Even if the data beneath seems repetitive, write it all out again exactly.

Website and app data records:
---*---
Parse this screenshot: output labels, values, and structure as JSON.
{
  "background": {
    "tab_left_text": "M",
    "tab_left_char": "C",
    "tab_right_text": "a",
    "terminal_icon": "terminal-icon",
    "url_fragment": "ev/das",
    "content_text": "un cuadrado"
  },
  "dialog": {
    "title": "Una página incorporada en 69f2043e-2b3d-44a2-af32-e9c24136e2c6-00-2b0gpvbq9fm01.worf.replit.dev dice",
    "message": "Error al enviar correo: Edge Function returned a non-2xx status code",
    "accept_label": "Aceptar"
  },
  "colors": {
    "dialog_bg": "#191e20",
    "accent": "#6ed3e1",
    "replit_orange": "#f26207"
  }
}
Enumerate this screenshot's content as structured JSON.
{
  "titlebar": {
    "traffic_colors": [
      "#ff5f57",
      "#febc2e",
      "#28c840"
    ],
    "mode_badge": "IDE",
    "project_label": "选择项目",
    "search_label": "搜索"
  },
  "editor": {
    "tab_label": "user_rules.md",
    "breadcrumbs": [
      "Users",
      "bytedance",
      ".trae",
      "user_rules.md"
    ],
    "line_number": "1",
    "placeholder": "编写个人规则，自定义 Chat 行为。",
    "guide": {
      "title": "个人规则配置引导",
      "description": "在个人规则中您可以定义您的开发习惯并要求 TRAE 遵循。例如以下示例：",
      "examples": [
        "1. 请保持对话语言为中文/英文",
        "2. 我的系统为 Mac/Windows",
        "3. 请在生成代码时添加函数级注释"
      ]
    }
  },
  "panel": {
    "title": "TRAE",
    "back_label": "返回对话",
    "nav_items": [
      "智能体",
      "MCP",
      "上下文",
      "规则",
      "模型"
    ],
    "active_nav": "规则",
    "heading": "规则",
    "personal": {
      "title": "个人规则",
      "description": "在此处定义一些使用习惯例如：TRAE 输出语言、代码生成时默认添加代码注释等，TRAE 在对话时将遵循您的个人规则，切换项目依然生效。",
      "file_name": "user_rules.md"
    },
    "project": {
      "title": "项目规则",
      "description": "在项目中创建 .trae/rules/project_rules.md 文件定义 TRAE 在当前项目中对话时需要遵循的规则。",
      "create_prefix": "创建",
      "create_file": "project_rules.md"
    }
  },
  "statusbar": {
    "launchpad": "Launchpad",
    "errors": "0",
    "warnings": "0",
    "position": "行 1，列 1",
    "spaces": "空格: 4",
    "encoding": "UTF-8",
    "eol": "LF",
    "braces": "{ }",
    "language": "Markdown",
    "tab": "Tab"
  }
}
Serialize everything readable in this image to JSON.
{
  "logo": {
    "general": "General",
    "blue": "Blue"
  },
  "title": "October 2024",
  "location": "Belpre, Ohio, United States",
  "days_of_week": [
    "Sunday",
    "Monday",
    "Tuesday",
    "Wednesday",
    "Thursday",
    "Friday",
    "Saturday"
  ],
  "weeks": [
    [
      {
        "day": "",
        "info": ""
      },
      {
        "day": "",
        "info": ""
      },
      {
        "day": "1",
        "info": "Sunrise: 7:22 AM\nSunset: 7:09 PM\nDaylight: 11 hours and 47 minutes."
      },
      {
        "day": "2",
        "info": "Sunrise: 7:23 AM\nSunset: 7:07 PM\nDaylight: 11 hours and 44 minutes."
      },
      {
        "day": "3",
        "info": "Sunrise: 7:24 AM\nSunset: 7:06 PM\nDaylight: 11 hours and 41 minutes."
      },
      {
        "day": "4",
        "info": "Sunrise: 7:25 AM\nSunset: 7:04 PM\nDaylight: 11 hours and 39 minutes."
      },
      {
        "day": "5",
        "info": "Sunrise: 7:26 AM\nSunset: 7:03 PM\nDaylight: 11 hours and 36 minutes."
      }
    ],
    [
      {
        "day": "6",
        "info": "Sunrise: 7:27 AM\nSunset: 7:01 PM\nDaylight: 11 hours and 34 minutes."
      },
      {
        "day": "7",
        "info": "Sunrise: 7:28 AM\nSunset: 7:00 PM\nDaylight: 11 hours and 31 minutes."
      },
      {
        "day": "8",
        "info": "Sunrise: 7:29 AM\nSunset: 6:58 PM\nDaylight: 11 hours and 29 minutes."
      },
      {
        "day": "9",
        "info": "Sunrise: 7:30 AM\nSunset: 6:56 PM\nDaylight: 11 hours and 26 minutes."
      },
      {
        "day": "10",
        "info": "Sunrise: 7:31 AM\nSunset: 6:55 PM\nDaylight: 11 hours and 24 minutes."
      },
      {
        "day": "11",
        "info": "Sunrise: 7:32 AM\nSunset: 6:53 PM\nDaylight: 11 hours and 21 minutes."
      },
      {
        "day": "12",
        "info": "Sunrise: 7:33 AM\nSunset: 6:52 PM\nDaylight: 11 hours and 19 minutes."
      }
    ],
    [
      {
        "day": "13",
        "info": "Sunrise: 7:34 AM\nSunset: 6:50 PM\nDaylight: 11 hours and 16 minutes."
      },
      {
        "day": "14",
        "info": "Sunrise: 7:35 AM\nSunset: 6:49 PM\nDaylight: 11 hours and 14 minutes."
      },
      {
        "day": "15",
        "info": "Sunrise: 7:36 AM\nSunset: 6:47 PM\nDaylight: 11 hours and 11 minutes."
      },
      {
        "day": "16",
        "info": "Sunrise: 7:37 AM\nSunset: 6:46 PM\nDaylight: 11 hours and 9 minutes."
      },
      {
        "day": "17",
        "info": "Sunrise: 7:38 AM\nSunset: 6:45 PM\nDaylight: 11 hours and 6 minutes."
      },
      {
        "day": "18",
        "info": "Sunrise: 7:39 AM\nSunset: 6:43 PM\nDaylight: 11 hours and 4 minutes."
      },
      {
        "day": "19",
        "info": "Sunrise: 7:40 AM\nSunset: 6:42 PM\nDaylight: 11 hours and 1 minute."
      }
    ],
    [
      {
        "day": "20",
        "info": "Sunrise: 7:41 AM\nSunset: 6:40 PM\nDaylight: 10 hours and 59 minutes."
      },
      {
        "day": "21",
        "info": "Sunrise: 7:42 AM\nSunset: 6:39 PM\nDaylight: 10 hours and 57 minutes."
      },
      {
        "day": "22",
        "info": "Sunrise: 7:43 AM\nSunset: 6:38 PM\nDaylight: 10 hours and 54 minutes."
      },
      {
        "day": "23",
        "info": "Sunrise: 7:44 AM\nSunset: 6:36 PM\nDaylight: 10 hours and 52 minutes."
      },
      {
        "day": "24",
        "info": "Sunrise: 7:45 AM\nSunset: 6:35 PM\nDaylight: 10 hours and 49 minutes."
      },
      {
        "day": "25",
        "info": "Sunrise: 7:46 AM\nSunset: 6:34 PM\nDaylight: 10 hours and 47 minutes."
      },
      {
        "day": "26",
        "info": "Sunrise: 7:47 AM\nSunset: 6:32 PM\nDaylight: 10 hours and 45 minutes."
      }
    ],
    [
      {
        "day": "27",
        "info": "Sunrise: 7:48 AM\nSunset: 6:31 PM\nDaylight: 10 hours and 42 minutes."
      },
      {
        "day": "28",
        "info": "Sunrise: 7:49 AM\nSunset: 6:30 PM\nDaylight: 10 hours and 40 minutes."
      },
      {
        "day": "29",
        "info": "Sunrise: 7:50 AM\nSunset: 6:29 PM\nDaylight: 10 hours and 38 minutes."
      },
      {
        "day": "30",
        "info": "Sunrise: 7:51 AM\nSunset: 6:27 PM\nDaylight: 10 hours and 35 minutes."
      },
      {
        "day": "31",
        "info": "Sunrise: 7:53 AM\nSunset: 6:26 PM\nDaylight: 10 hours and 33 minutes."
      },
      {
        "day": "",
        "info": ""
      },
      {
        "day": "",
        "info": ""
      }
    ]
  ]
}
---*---
THE COMPLETED TASK:
Parse this screenshot: output labels, values, and structure as JSON.
{
  "background": {
    "tab_left_text": "M",
    "tab_left_char": "C",
    "tab_right_text": "a",
    "terminal_icon": "terminal-icon",
    "url_fragment": "ev/das",
    "content_text": "un cuadrado"
  },
  "dialog": {
    "title": "Una página incorporada en 69f2043e-2b3d-44a2-af32-e9c24136e2c6-00-2b0gpvbq9fm01.worf.replit.dev dice",
    "message": "Error al enviar correo: Edge Function returned a non-2xx status code",
    "accept_label": "Aceptar"
  },
  "colors": {
    "dialog_bg": "#191e20",
    "accent": "#6ed3e1",
    "replit_orange": "#f26207"
  }
}
Enumerate this screenshot's content as structured JSON.
{
  "titlebar": {
    "traffic_colors": [
      "#ff5f57",
      "#febc2e",
      "#28c840"
    ],
    "mode_badge": "IDE",
    "project_label": "选择项目",
    "search_label": "搜索"
  },
  "editor": {
    "tab_label": "user_rules.md",
    "breadcrumbs": [
      "Users",
      "bytedance",
      ".trae",
      "user_rules.md"
    ],
    "line_number": "1",
    "placeholder": "编写个人规则，自定义 Chat 行为。",
    "guide": {
      "title": "个人规则配置引导",
      "description": "在个人规则中您可以定义您的开发习惯并要求 TRAE 遵循。例如以下示例：",
      "examples": [
        "1. 请保持对话语言为中文/英文",
        "2. 我的系统为 Mac/Windows",
        "3. 请在生成代码时添加函数级注释"
      ]
    }
  },
  "panel": {
    "title": "TRAE",
    "back_label": "返回对话",
    "nav_items": [
      "智能体",
      "MCP",
      "上下文",
      "规则",
      "模型"
    ],
    "active_nav": "规则",
    "heading": "规则",
    "personal": {
      "title": "个人规则",
      "description": "在此处定义一些使用习惯例如：TRAE 输出语言、代码生成时默认添加代码注释等，TRAE 在对话时将遵循您的个人规则，切换项目依然生效。",
      "file_name": "user_rules.md"
    },
    "project": {
      "title": "项目规则",
      "description": "在项目中创建 .trae/rules/project_rules.md 文件定义 TRAE 在当前项目中对话时需要遵循的规则。",
      "create_prefix": "创建",
      "create_file": "project_rules.md"
    }
  },
  "statusbar": {
    "launchpad": "Launchpad",
    "errors": "0",
    "warnings": "0",
    "position": "行 1，列 1",
    "spaces": "空格: 4",
    "encoding": "UTF-8",
    "eol": "LF",
    "braces": "{ }",
    "language": "Markdown",
    "tab": "Tab"
  }
}
Serialize everything readable in this image to JSON.
{
  "logo": {
    "general": "General",
    "blue": "Blue"
  },
  "title": "October 2024",
  "location": "Belpre, Ohio, United States",
  "days_of_week": [
    "Sunday",
    "Monday",
    "Tuesday",
    "Wednesday",
    "Thursday",
    "Friday",
    "Saturday"
  ],
  "weeks": [
    [
      {
        "day": "",
        "info": ""
      },
      {
        "day": "",
        "info": ""
      },
      {
        "day": "1",
        "info": "Sunrise: 7:22 AM\nSunset: 7:09 PM\nDaylight: 11 hours and 47 minutes."
      },
      {
        "day": "2",
        "info": "Sunrise: 7:23 AM\nSunset: 7:07 PM\nDaylight: 11 hours and 44 minutes."
      },
      {
        "day": "3",
        "info": "Sunrise: 7:24 AM\nSunset: 7:06 PM\nDaylight: 11 hours and 41 minutes."
      },
      {
        "day": "4",
        "info": "Sunrise: 7:25 AM\nSunset: 7:04 PM\nDaylight: 11 hours and 39 minutes."
      },
      {
        "day": "5",
        "info": "Sunrise: 7:26 AM\nSunset: 7:03 PM\nDaylight: 11 hours and 36 minutes."
      }
    ],
    [
      {
        "day": "6",
        "info": "Sunrise: 7:27 AM\nSunset: 7:01 PM\nDaylight: 11 hours and 34 minutes."
      },
      {
        "day": "7",
        "info": "Sunrise: 7:28 AM\nSunset: 7:00 PM\nDaylight: 11 hours and 31 minutes."
      },
      {
        "day": "8",
        "info": "Sunrise: 7:29 AM\nSunset: 6:58 PM\nDaylight: 11 hours and 29 minutes."
      },
      {
        "day": "9",
        "info": "Sunrise: 7:30 AM\nSunset: 6:56 PM\nDaylight: 11 hours and 26 minutes."
      },
      {
        "day": "10",
        "info": "Sunrise: 7:31 AM\nSunset: 6:55 PM\nDaylight: 11 hours and 24 minutes."
      },
      {
        "day": "11",
        "info": "Sunrise: 7:32 AM\nSunset: 6:53 PM\nDaylight: 11 hours and 21 minutes."
      },
      {
        "day": "12",
        "info": "Sunrise: 7:33 AM\nSunset: 6:52 PM\nDaylight: 11 hours and 19 minutes."
      }
    ],
    [
      {
        "day": "13",
        "info": "Sunrise: 7:34 AM\nSunset: 6:50 PM\nDaylight: 11 hours and 16 minutes."
      },
      {
        "day": "14",
        "info": "Sunrise: 7:35 AM\nSunset: 6:49 PM\nDaylight: 11 hours and 14 minutes."
      },
      {
        "day": "15",
        "info": "Sunrise: 7:36 AM\nSunset: 6:47 PM\nDaylight: 11 hours and 11 minutes."
      },
      {
        "day": "16",
        "info": "Sunrise: 7:37 AM\nSunset: 6:46 PM\nDaylight: 11 hours and 9 minutes."
      },
      {
        "day": "17",
        "info": "Sunrise: 7:38 AM\nSunset: 6:45 PM\nDaylight: 11 hours and 6 minutes."
      },
      {
        "day": "18",
        "info": "Sunrise: 7:39 AM\nSunset: 6:43 PM\nDaylight: 11 hours and 4 minutes."
      },
      {
        "day": "19",
        "info": "Sunrise: 7:40 AM\nSunset: 6:42 PM\nDaylight: 11 hours and 1 minute."
      }
    ],
    [
      {
        "day": "20",
        "info": "Sunrise: 7:41 AM\nSunset: 6:40 PM\nDaylight: 10 hours and 59 minutes."
      },
      {
        "day": "21",
        "info": "Sunrise: 7:42 AM\nSunset: 6:39 PM\nDaylight: 10 hours and 57 minutes."
      },
      {
        "day": "22",
        "info": "Sunrise: 7:43 AM\nSunset: 6:38 PM\nDaylight: 10 hours and 54 minutes."
      },
      {
        "day": "23",
        "info": "Sunrise: 7:44 AM\nSunset: 6:36 PM\nDaylight: 10 hours and 52 minutes."
      },
      {
        "day": "24",
        "info": "Sunrise: 7:45 AM\nSunset: 6:35 PM\nDaylight: 10 hours and 49 minutes."
      },
      {
        "day": "25",
        "info": "Sunrise: 7:46 AM\nSunset: 6:34 PM\nDaylight: 10 hours and 47 minutes."
      },
      {
        "day": "26",
        "info": "Sunrise: 7:47 AM\nSunset: 6:32 PM\nDaylight: 10 hours and 45 minutes."
      }
    ],
    [
      {
        "day": "27",
        "info": "Sunrise: 7:48 AM\nSunset: 6:31 PM\nDaylight: 10 hours and 42 minutes."
      },
      {
        "day": "28",
        "info": "Sunrise: 7:49 AM\nSunset: 6:30 PM\nDaylight: 10 hours and 40 minutes."
      },
      {
        "day": "29",
        "info": "Sunrise: 7:50 AM\nSunset: 6:29 PM\nDaylight: 10 hours and 38 minutes."
      },
      {
        "day": "30",
        "info": "Sunrise: 7:51 AM\nSunset: 6:27 PM\nDaylight: 10 hours and 35 minutes."
      },
      {
        "day": "31",
        "info": "Sunrise: 7:53 AM\nSunset: 6:26 PM\nDaylight: 10 hours and 33 minutes."
      },
      {
        "day": "",
        "info": ""
      },
      {
        "day": "",
        "info": ""
      }
    ]
  ]
}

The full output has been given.